Massage Therapy Schools in South Dakota
Guide to South Dakota Massage Therapy Degree Programs
South Dakota is a rural state that has a couple of urban centers. The state’s agriculture dominates the economy. Like many other agricultural states, population has shifted from the rural communities and centered on the larger towns and cities. Sioux Falls and Rapid City are the largest urban gathering spots. Growth will continue in those areas. Despite being a largely rural setting, the state has seen steady growth in the past couple of decades. The state capital is Pierre. The state is home to tourist attractions mainly around the Black Hills and Mount Rushmore. This provides options for therapists in resorts and larger hotels.
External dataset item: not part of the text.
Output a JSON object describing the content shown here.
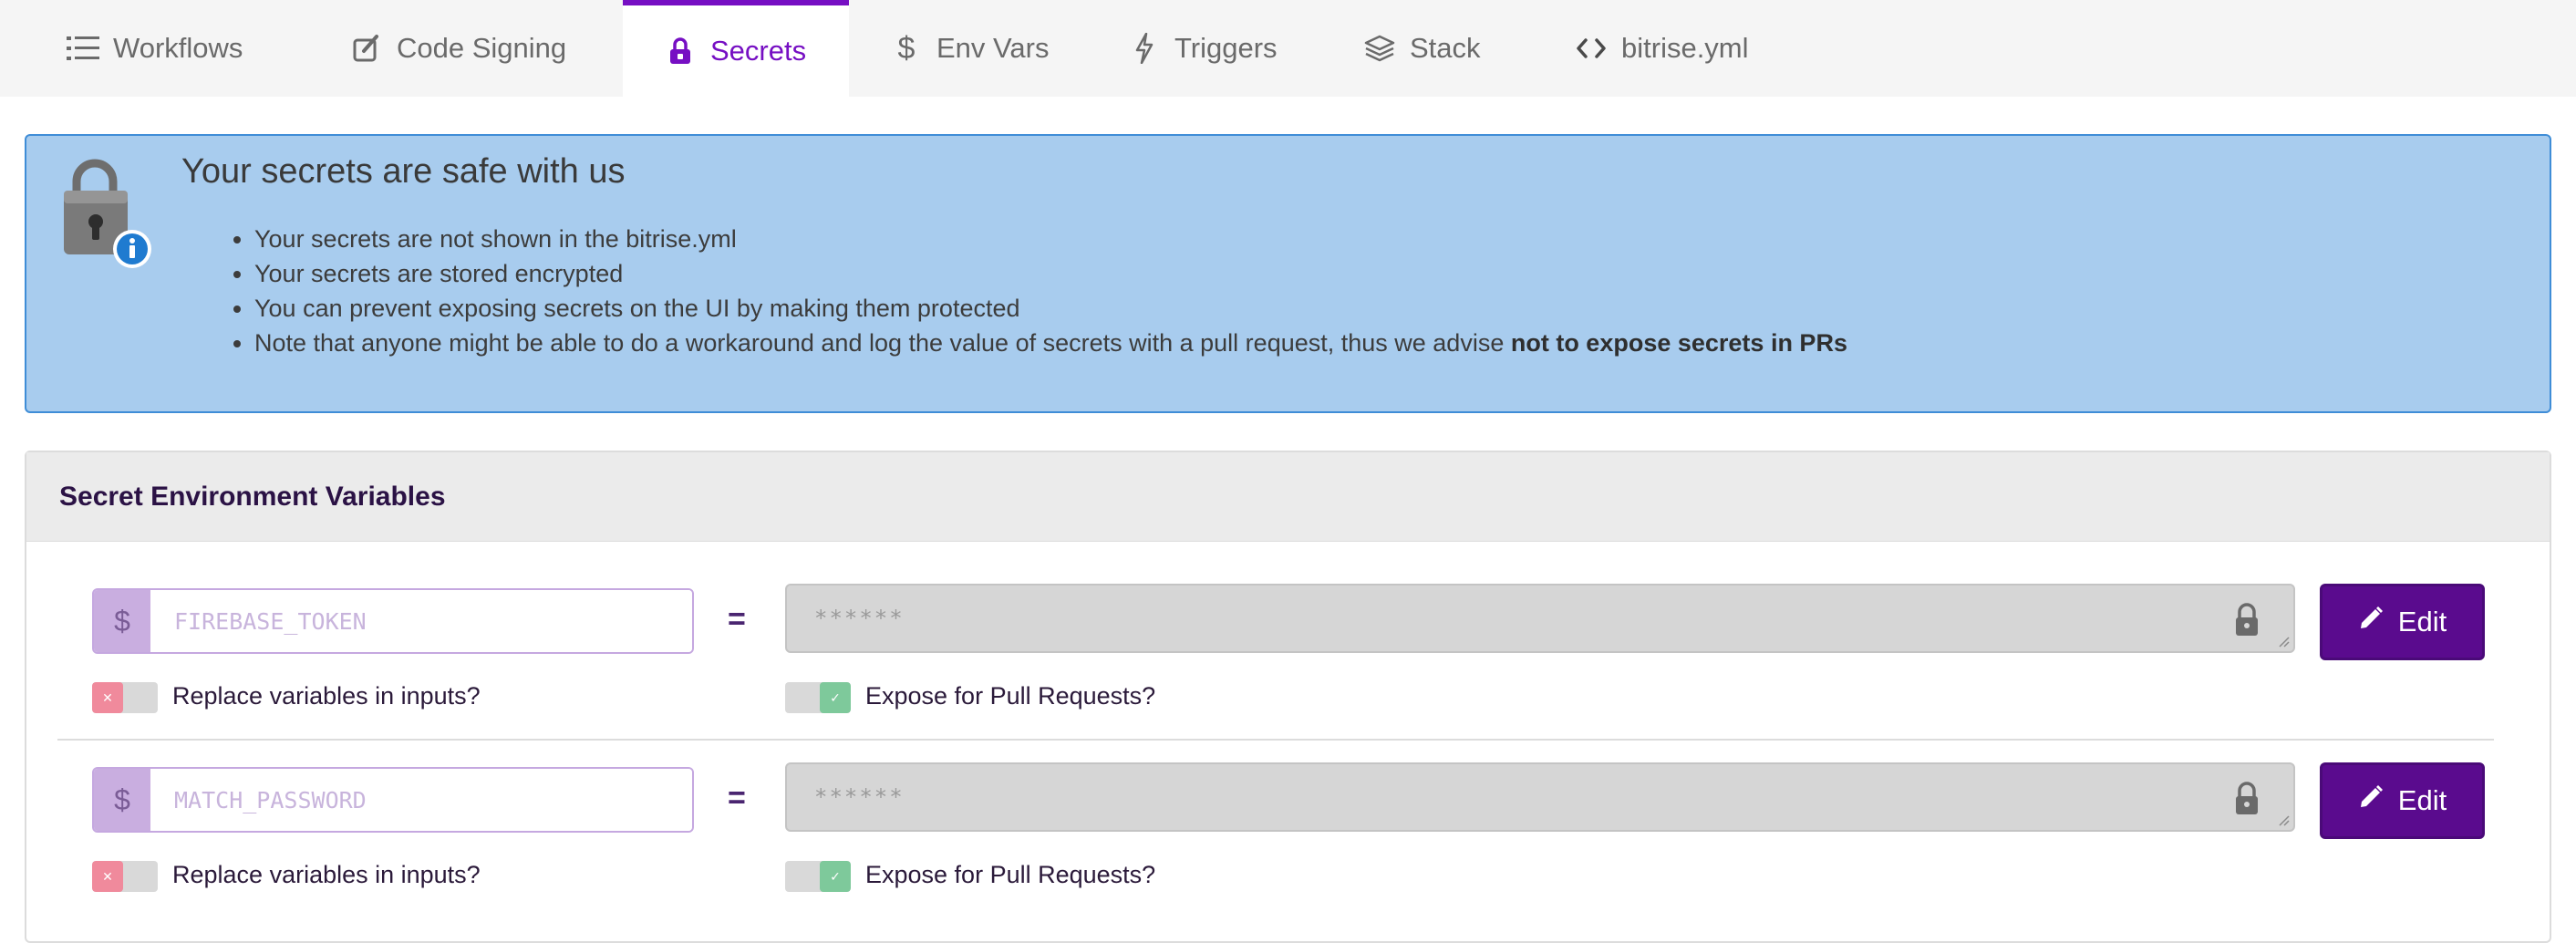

Despite the rural nature of the state, massage therapy students can find training. Onsite training locations stick to the urban centers. However, online classes are available to people across the state. Future job opportunities open up near the urban centers though. Retail, finance, and health care provide growing sectors of the economy. Military bases and government spending around them provide centers of strength as well. Agriculture and energy are merging with the development of bio-fuels. How can the Mount Rushmore State help your degree dreams come true?
South Dakota Massage Therapy Job Outlook and Salary
South Dakota surprisingly provides many opportunities for those with massage therapy degrees. Sioux Falls and Rapid City provide the most options. Smaller towns around colleges also give opportunities. Most fresh out of school will find work only part time. This will change as they develop an active client list. The state does regulate massage therapists within their borders. The state’s Board of Massage Therapy has jurisdiction over this area. The state requires a therapist to pass the National Certification Board for Therapeutic Massage & Bodywork exam or Massage & Bodywork Licensing Examination. They are also required to get more education biennially.
According to the South Dakota Department of Labor, the state’s need for massage therapists will grow by 33% over the next few years. This is a good deal higher than the national average of 20%. On average, those just getting started can expect $24,000 to $26,000 per year. After a few years of developing a client base, most therapists can expect to make around $35,000. This is on par with the national averages. As in the rest of the states, therapists here can charge higher fees in denser urban areas than in rural communities. The state does have a lower cost of living when compared to many other states.